Q. Is this truly new information or does it confirm what other researchers have found?
Lauren Cruz: I’d say it confirms what other researchers have found and predicted. This is information that will build the case in wildlife policy to conserve the leatherback and other sea turtle populations and protect all that resides in it.
Q. How did you land here? Was it your goal?
Lauren Cruz: I got this position through a referral from my mentor, Dr. John Wnek. I had worked with him on my senior thesis, The Effects of Environmental Variables and Human Activity on the Nesting Frequency of Diamondback Terrapins in Coastal New Jersey. After graduation, I asked him which projects would be best to work with if I were to continue my study with turtles. He then introduced me to his mentor, Dr. Jim Spotila who offered me the position here at The Leatherback Trust.My goal was to build upon my skill set and immerse myself in research while contributing to coastal conservation and I did all that and more here with The Leatherback Trust.
Q. How many hours a day you spend for study. How you arrange other side of your life like social activities so to say?
Lauren Cruz: I arrived here on October 1st and plan to work for the entire season and leave March 20th. We conduct nightly 6 hour surveys and dedicate about 2-4 hours to beach work a day. So, we spend about 8-10 hours a day on the beach but get a few nights off per week. Our project also works with volunteers from The Earthwatch Institute and school groups that visit for educational trips. This adds extra work hours in the form of outreach. I enjoy teaching these groups so the extra hours don’t really feel like work hours! When you live with your teammates as I do, your work life is your social life. I’ve grown very close with my team and in addition to our mutual passion to the conservation of sea turtles, we keep each other laughing constantly. Living on site means living on the beach, so we set time aside to surf, swim, snorkel and travel.
Q. Are you satisfied with your results? What about your publications?

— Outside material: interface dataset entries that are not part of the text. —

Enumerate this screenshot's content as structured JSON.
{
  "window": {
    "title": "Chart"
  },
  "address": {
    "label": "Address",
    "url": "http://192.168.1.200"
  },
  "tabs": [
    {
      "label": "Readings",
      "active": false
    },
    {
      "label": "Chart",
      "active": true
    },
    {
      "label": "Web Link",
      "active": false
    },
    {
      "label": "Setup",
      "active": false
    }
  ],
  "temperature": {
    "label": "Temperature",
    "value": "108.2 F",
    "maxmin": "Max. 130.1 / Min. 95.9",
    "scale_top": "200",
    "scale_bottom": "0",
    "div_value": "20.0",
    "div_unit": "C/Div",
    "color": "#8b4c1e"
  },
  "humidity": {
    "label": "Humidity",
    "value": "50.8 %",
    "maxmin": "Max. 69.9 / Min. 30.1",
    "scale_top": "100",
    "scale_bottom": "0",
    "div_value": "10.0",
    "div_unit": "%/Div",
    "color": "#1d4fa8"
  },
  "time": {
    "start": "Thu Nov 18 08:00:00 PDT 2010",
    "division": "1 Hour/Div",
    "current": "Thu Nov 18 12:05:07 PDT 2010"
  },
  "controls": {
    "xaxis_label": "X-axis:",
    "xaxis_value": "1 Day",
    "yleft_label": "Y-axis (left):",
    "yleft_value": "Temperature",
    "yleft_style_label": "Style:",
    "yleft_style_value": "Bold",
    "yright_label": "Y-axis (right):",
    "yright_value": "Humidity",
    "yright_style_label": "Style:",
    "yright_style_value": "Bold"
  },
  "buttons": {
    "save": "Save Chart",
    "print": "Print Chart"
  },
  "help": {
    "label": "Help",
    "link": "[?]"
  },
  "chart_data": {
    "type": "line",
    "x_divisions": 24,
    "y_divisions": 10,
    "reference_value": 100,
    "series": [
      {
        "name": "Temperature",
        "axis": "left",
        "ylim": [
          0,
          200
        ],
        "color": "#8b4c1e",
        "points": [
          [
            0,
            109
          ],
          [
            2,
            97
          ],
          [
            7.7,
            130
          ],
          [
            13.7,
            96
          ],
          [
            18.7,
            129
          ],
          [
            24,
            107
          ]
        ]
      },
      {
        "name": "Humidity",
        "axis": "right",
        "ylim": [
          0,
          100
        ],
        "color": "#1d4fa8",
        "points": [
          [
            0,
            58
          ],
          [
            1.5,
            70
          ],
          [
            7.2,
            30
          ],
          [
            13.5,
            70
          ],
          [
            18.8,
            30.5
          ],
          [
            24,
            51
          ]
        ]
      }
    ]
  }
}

Lauren Cruz: I am satisfied with the research here. It is an honor to be able to be a part of such a great scientific community out here with The Leatherback Trust and I have learned so much through this project. As a young biologist, I have been exposed to many methods of acquiring data and have met many biologists that have already contributed a great deal to scientific community. I hope to contribute as they have someday and am currently editing my terrapin paper to be published.
Q. If you would not be at your current profession, what other options would you consider for your career?
Lauren Cruz: I would like to teach the importance of conservation and environmental science whether with outreach projects or in a school setting targeted towards teens. This summer, I’ll be working as a Teen Team Facilitator for The Earthwatch Institute and will travel with teens to volunteer with research projects in Puerto Rico and the Bahamas and hopefully pass on the same love of ecology that was sparked for me when I was in high school.
*Download a pdf version of the interview
More info on Lauren Cruz’s research – Adventure is Out There
More videos on leatherback turtle here
More videos on leatherback turtle here